How did environment issues fare in 2018?

Environment Issues

Looking back at the environment issues confronting Assam in 2018, the ever-growing human-elephant conflict would be of prime concern. Caging of leopards will come a close second. And the ominous link between these two events is the same – unabated degradation of forest land. This calendar year alone accounted for 74 human deaths and 65 elephant deaths. And these deaths occurred in non-forestry areas alone. These figures are only the tip of the iceberg since figures are not available from Karbi Hills, Meghalaya and Arunachal Pradesh. The uncanny regularity with which the events are shaping up points to a bleak scenario in the future.

Who is to be blamed for the environment issues?

The perception fueled by atrocious wildlife reporting on the environment issues by the visual and the vernacular print medium is to blame the Forest Department for this mess. But, if we dive deeper into the malaise afflicting the Forest Department, some unsavoury truths tumble out. There is a 40 per cent vacancy in the lower and mid-level staff coupled with minuscule budgetary support. Forests constitute 36 % of the geographical area of the state. How is it possible for such an understaffed department to monitor such a large forest area? Expecting them to monitor and develop proper mitigating steps to solve our environment issues would be foolish if the status quo continues. Nothing but despondency creeps in when the authorities remain a mute spectator to this entire saga of neglect of environment issues.

Electric Transmission Lines and Fencing

Most of these elephant deaths have occurred due to low-hanging electrical transmission lines, train hits and illegal electric fencing powered by alternating current sources and a few even due to poisoning. Nothing can be more tragic than a Forest Guard on duty at Bhalukpung, electrocuted by coming in contact with such an illegal electric fence.

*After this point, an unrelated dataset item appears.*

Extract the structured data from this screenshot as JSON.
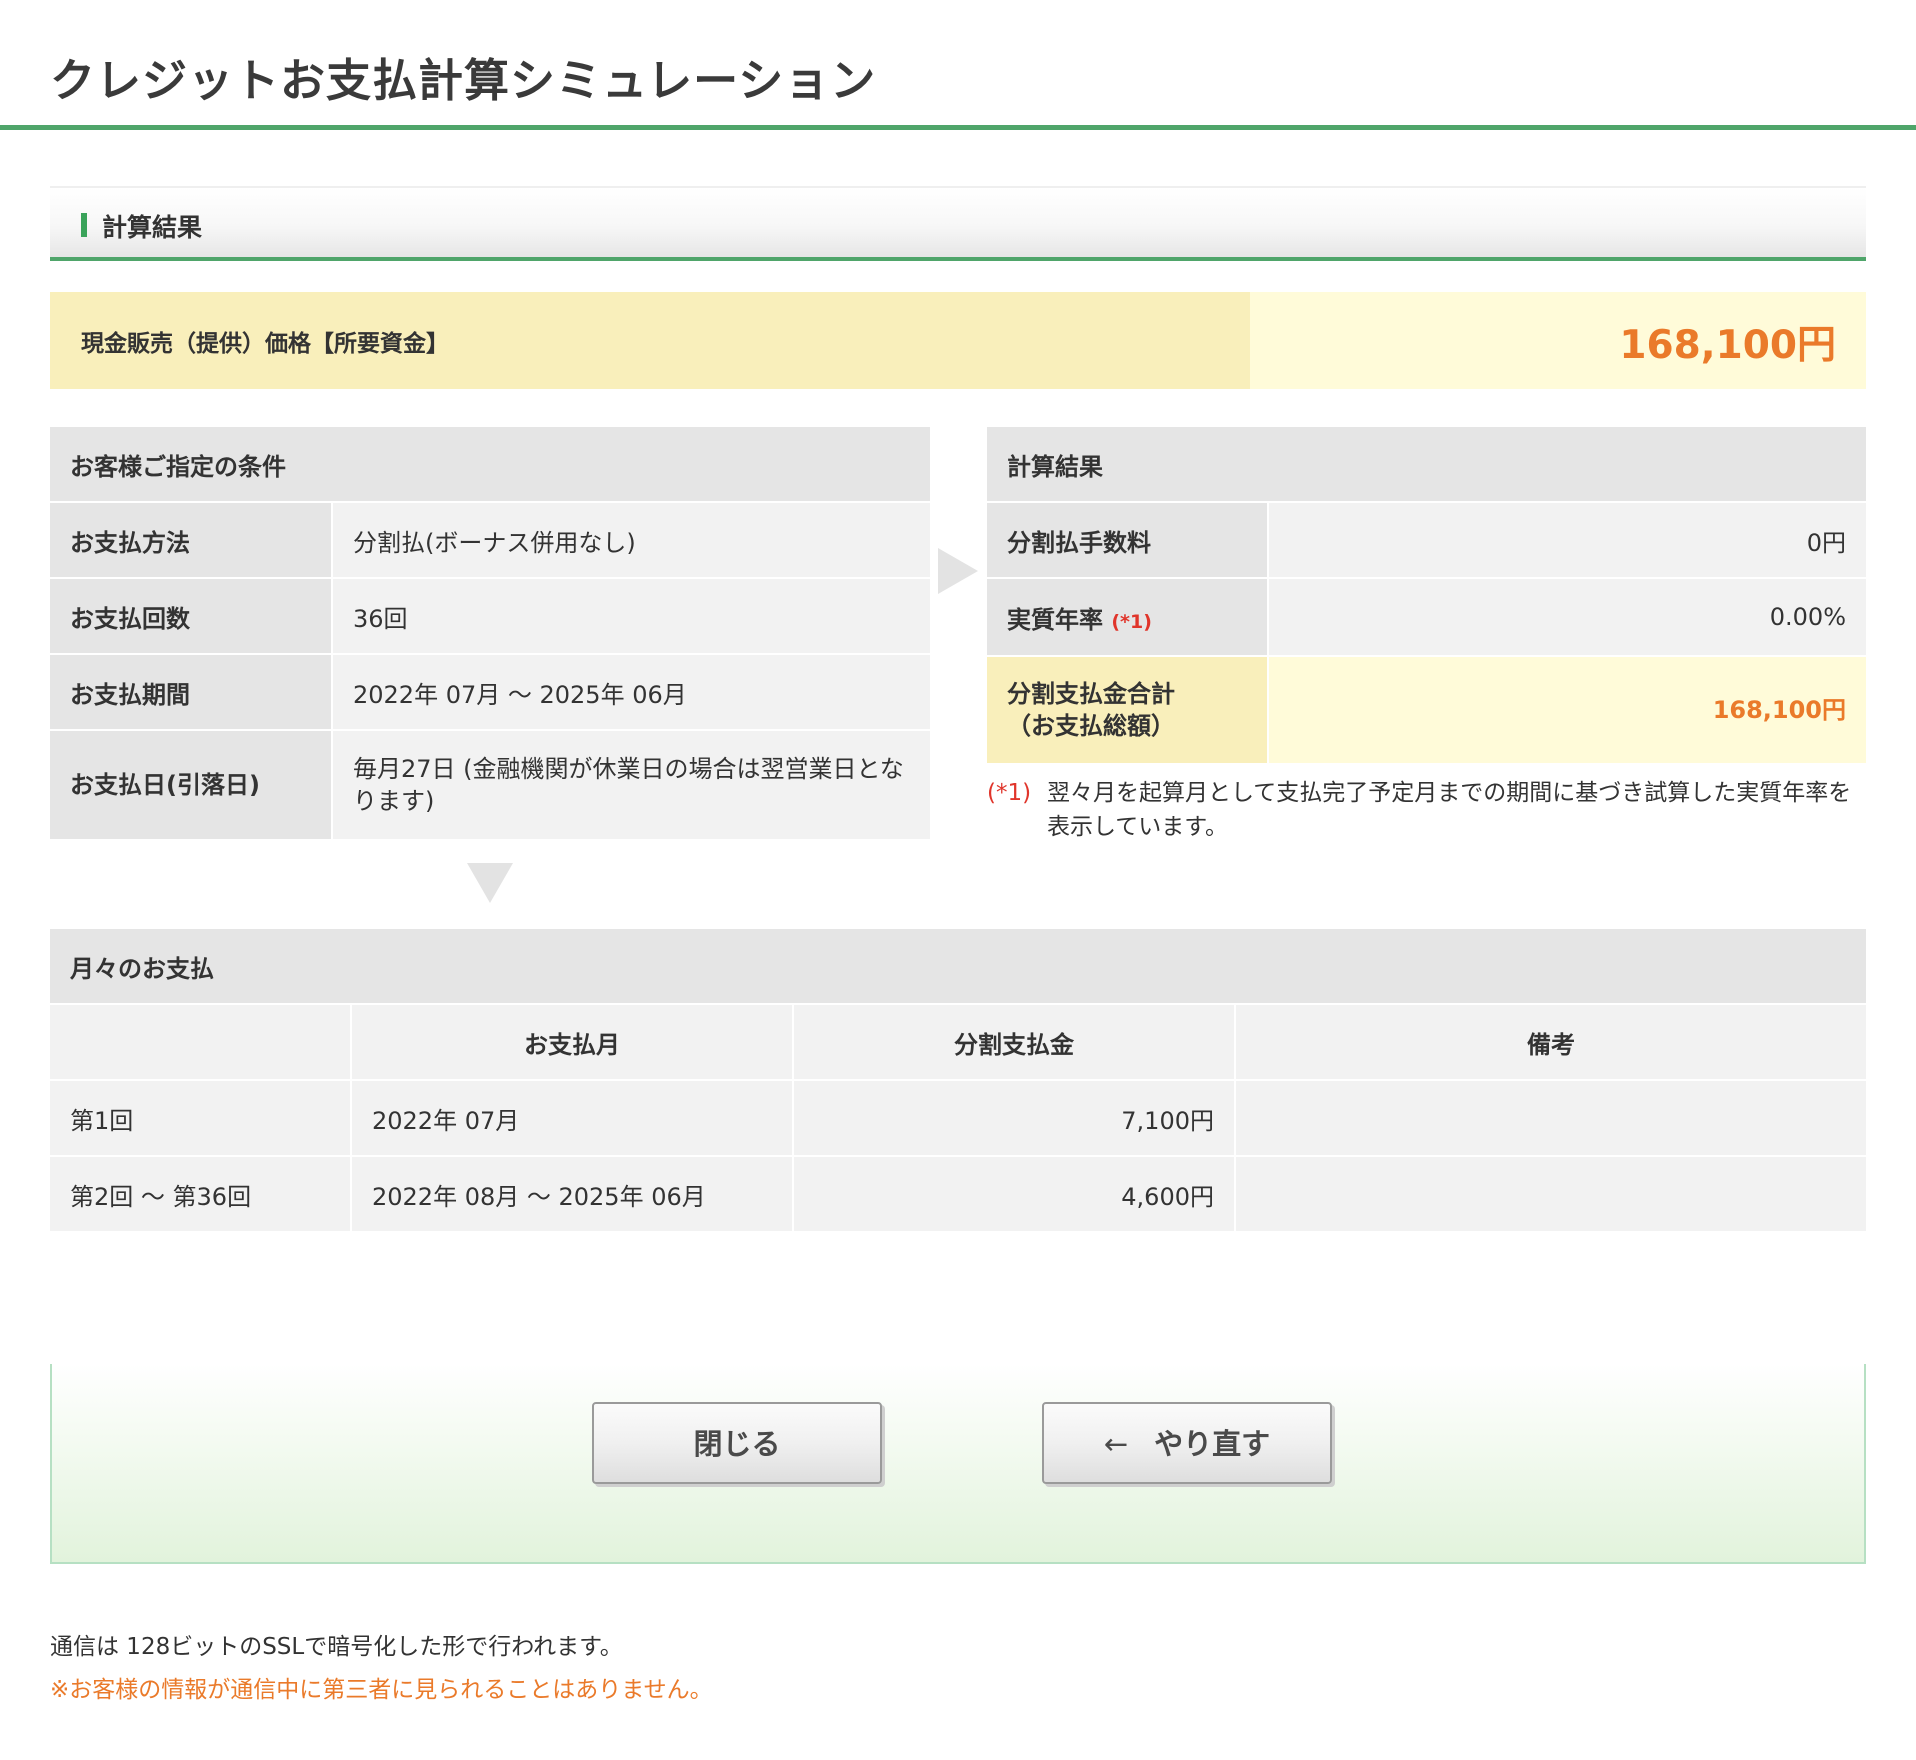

Electric fencing has proved to be a somewhat effective tool to save human life and crops. But this cannot be a permanent solution since we cannot cut off the elephants from their natural migratory routes. Moreover, electric fencing tends to be misused- powered by alternating currents instead of batteries. Such misuse has proved fatal for quite a few elephants and a forest guard. Additionally, the fences need to be de-energized during monsoons. 

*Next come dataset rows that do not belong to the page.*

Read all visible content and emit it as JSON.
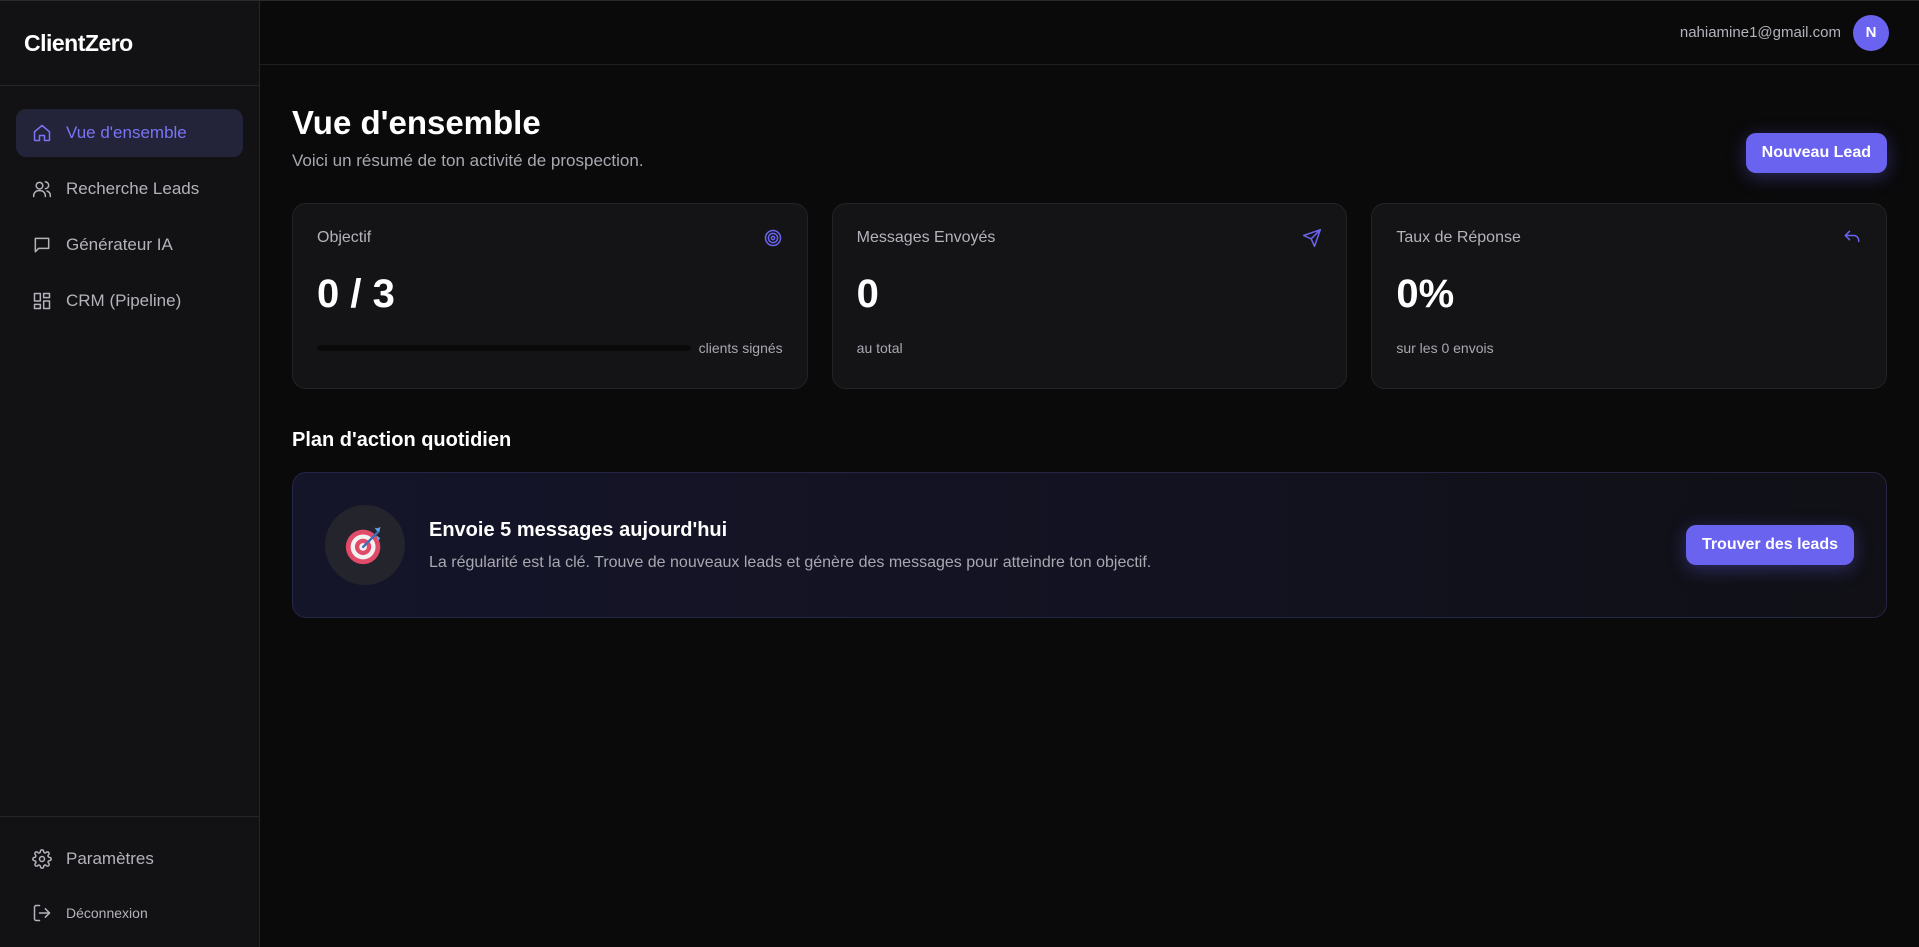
{
  "app": {
    "brand": "ClientZero"
  },
  "colors": {
    "accent": "#6a63f0",
    "background": "#0a0a0b",
    "sidebar": "#121214",
    "card": "#141416"
  },
  "sidebar": {
    "items": [
      {
        "label": "Vue d'ensemble",
        "icon": "home-icon",
        "active": true
      },
      {
        "label": "Recherche Leads",
        "icon": "users-icon",
        "active": false
      },
      {
        "label": "Générateur IA",
        "icon": "chat-icon",
        "active": false
      },
      {
        "label": "CRM (Pipeline)",
        "icon": "grid-icon",
        "active": false
      }
    ],
    "settings": {
      "label": "Paramètres",
      "icon": "gear-icon"
    },
    "logout": {
      "label": "Déconnexion",
      "icon": "logout-icon"
    }
  },
  "topbar": {
    "email": "nahiamine1@gmail.com",
    "avatar_initial": "N"
  },
  "header": {
    "title": "Vue d'ensemble",
    "subtitle": "Voici un résumé de ton activité de prospection.",
    "new_lead_label": "Nouveau Lead"
  },
  "stats": [
    {
      "label": "Objectif",
      "value": "0 / 3",
      "foot": "clients signés",
      "icon": "target-icon",
      "progress": 0
    },
    {
      "label": "Messages Envoyés",
      "value": "0",
      "foot": "au total",
      "icon": "send-icon"
    },
    {
      "label": "Taux de Réponse",
      "value": "0%",
      "foot": "sur les 0 envois",
      "icon": "reply-icon"
    }
  ],
  "plan": {
    "section_title": "Plan d'action quotidien",
    "title": "Envoie 5 messages aujourd'hui",
    "description": "La régularité est la clé. Trouve de nouveaux leads et génère des messages pour atteindre ton objectif.",
    "button_label": "Trouver des leads",
    "icon": "bullseye-dart-icon"
  }
}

The Government can chip in by way of subsidies for setting up such fences (temporarily) for the marginal farmers to protect their crops to ensure that the conflict doesn’t escalate to unmanageable proportions. 

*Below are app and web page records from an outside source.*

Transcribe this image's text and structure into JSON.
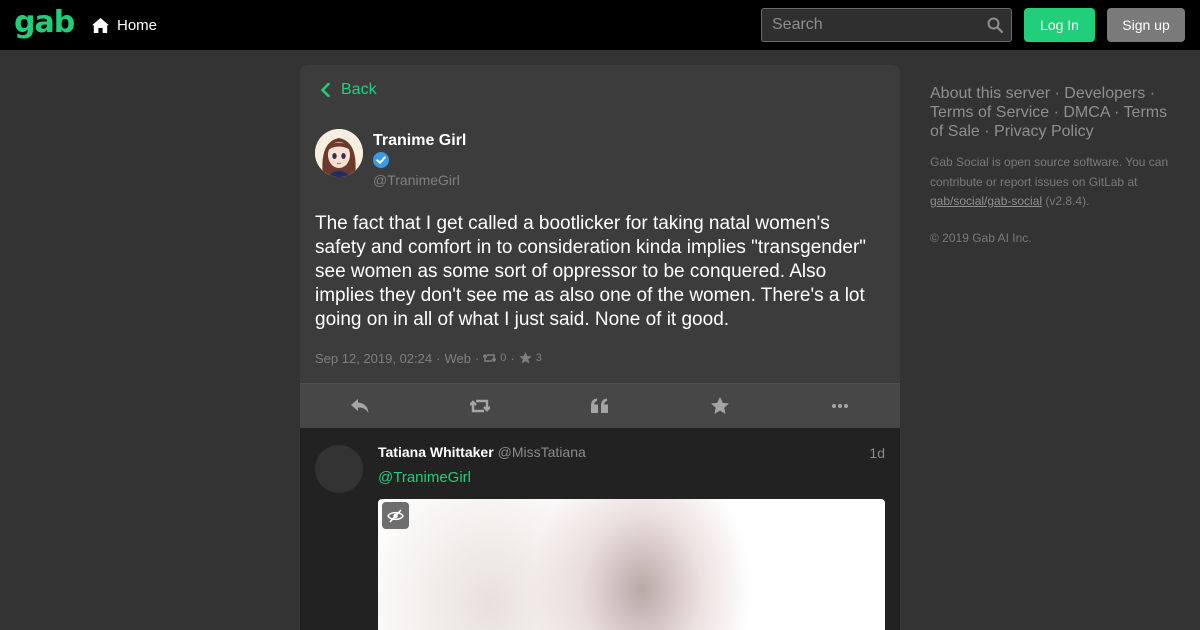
{
  "header": {
    "logo": "gab",
    "home_label": "Home",
    "search_placeholder": "Search",
    "login_label": "Log In",
    "signup_label": "Sign up",
    "accent_color": "#21cf7a"
  },
  "status": {
    "back_label": "Back",
    "author_name": "Tranime Girl",
    "author_handle": "@TranimeGirl",
    "verified": true,
    "text": "The fact that I get called a bootlicker for taking natal women's safety and comfort in to consideration kinda implies \"transgender\" see women as some sort of oppressor to be conquered. Also implies they don't see me as also one of the women. There's a lot going on in all of what I just said. None of it good.",
    "timestamp": "Sep 12, 2019, 02:24",
    "source": "Web",
    "separator": "·",
    "reblog_count": "0",
    "favourite_count": "3",
    "actions": [
      "reply-icon",
      "repost-icon",
      "quote-icon",
      "star-icon",
      "ellipsis-icon"
    ]
  },
  "reply": {
    "name": "Tatiana Whittaker",
    "handle": "@MissTatiana",
    "time": "1d",
    "mention": "@TranimeGirl",
    "media_hidden_icon": "eye-slash-icon"
  },
  "sidebar": {
    "links": [
      {
        "label": "About this server",
        "sep": "·"
      },
      {
        "label": "Developers",
        "sep": "·"
      },
      {
        "label": "Terms of Service",
        "sep": "·"
      },
      {
        "label": "DMCA",
        "sep": "·"
      },
      {
        "label": "Terms of Sale",
        "sep": "·"
      },
      {
        "label": "Privacy Policy",
        "sep": ""
      }
    ],
    "info_text": "Gab Social is open source software. You can contribute or report issues on GitLab at",
    "repo_link": "gab/social/gab-social",
    "version": "(v2.8.4).",
    "copyright": "© 2019 Gab AI Inc."
  }
}
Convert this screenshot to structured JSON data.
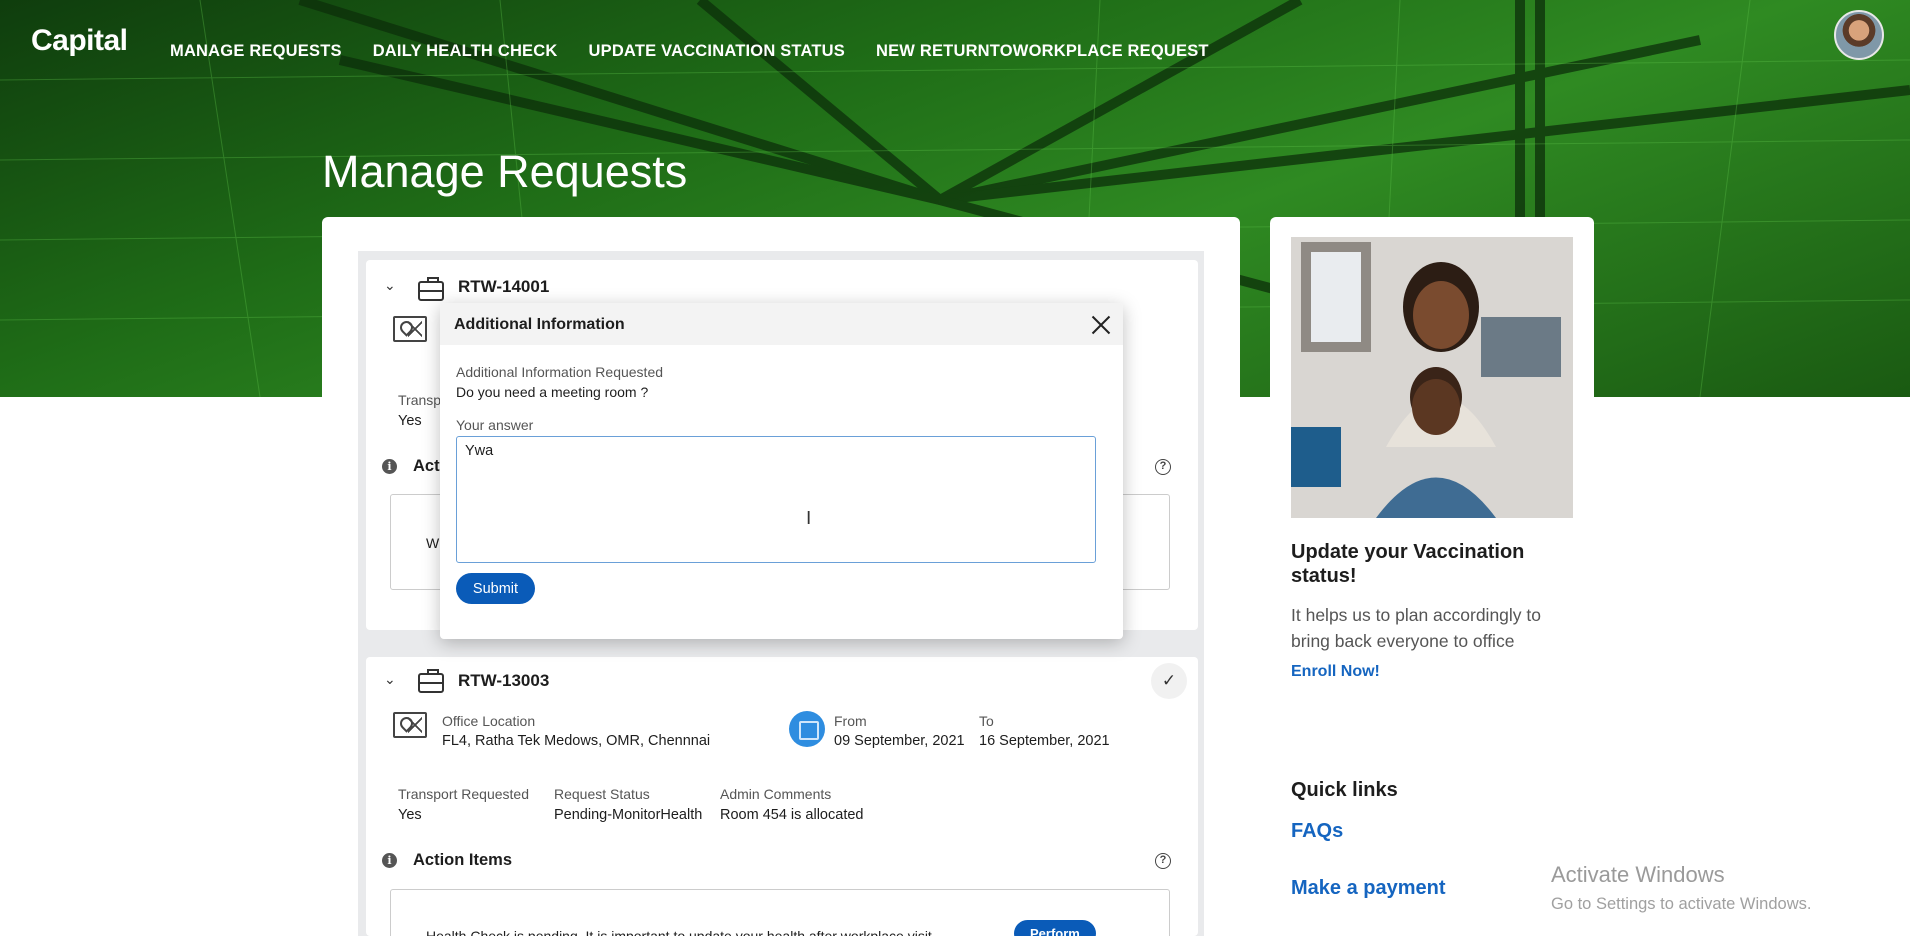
{
  "brand": {
    "logo": "Capital"
  },
  "nav": {
    "items": [
      "MANAGE REQUESTS",
      "DAILY HEALTH CHECK",
      "UPDATE VACCINATION STATUS",
      "NEW RETURNTOWORKPLACE REQUEST"
    ]
  },
  "page": {
    "title": "Manage Requests"
  },
  "requests": [
    {
      "id": "RTW-14001",
      "transport_label_partial": "Transp",
      "transport_value": "Yes",
      "action_items_partial": "Act",
      "action_text_partial": "W"
    },
    {
      "id": "RTW-13003",
      "office_location_label": "Office Location",
      "office_location": "FL4, Ratha Tek Medows, OMR, Chennnai",
      "from_label": "From",
      "from_date": "09 September, 2021",
      "to_label": "To",
      "to_date": "16 September, 2021",
      "transport_label": "Transport Requested",
      "transport_value": "Yes",
      "status_label": "Request Status",
      "status_value": "Pending-MonitorHealth",
      "admin_label": "Admin Comments",
      "admin_value": "Room 454 is allocated",
      "action_items_title": "Action Items",
      "health_text": "Health Check is pending. It is important to update your health after workplace visit",
      "perform_label": "Perform"
    }
  ],
  "modal": {
    "title": "Additional Information",
    "requested_label": "Additional Information Requested",
    "question": "Do you need a meeting room ?",
    "answer_label": "Your answer",
    "answer_value": "Ywa",
    "submit_label": "Submit"
  },
  "vaccination": {
    "title": "Update your Vaccination status!",
    "text": "It helps us to plan accordingly to bring back everyone to office",
    "link": "Enroll Now!"
  },
  "quick_links": {
    "title": "Quick links",
    "items": [
      "FAQs",
      "Make a payment"
    ]
  },
  "os_watermark": {
    "line1": "Activate Windows",
    "line2": "Go to Settings to activate Windows."
  },
  "colors": {
    "hero_green": "#1f6d17",
    "primary_blue": "#0a5bb8",
    "link_blue": "#1565c0"
  }
}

Covered Transmission Cables

The recent decision of the APDCL to erect covered conductors over the elephant migration routes along Kaziranga is a welcome step. Covered Conductors should be a norm across the state. And for this, the Government should fund the APDCL which will help alleviate some of the environment issues confronting the state.

The Railways, on the other hand, are experimenting with bee calls over railway lines as well as co-coordinating with Forest Department and the local population in areas such as Lumding and Rangapara sections by setting up anti-depredation and early warning squads. But this is too little and too late. Moreover, the efficacy of bee calls needs to be studied further. 

A silver lining on environment issues

But there are silver linings as well. The effort put in by the North Assam Circle of the Forest Department under the able leadership of Forest Officers like Shiva Kumar and Sivashsis Das are a case in point. They have successfully planted 400 hectares of degraded land this year. The idea is to connect the defragmented corridors. Additionally, they are managing another 1200 hectares of plantation areas. These plantations consist of elephant fodders among a lot of local species. Moreover, they have formed 300 anti-depredation squads with the local populace to mitigate human-elephant conflicts.

Similarly, the contribution of Kaushik Barua of Guwahati needs special mention. He is always present to augment the efforts of the Forest Department in relocating stray elephants. The recent tranquillizing and relocating of an elephant from the Amchang Reserve Forest who strayed through Guwahati city to Gorchuk was such a commendable feat.

These efforts will certainly go a long way in mitigating some of the environment issues confronting the state.

What is the solution to address environment issues?

We need to explore alternate means of cultivation for the farmers in the high elephant depredation areas. Aromatic and medicinal plants such as Bamboo, Aloe Vera, Anthurium, Gerbera, and Orchids, can be an alternative to paddy. Departments like Agriculture and Horticulture can play a proactive role here. 

Unabated destruction of forests has forced many endangered species like leopards to shift to marginal habitats like tea gardens in search of easy prey like dogs and goats. At present, we are caging and relocating the leopards. This cannot be a permanent solution. The real solution lies in connecting the fragmented corridors for wildlife.  We need to incorporate the domain knowledge of the fringe area people in policy formulation and make them equal partners in the conservation movement. Only then will we be able to address some of the pressing environmental issues that have crept in after years of neglect.

Bhaskar J Barua

An engineer by education, a Project Management Consultant by profession, a wildlife photographer by hobby and a passionate conservationists. Founded Agoratoli Resort and Kaziranga Foundation.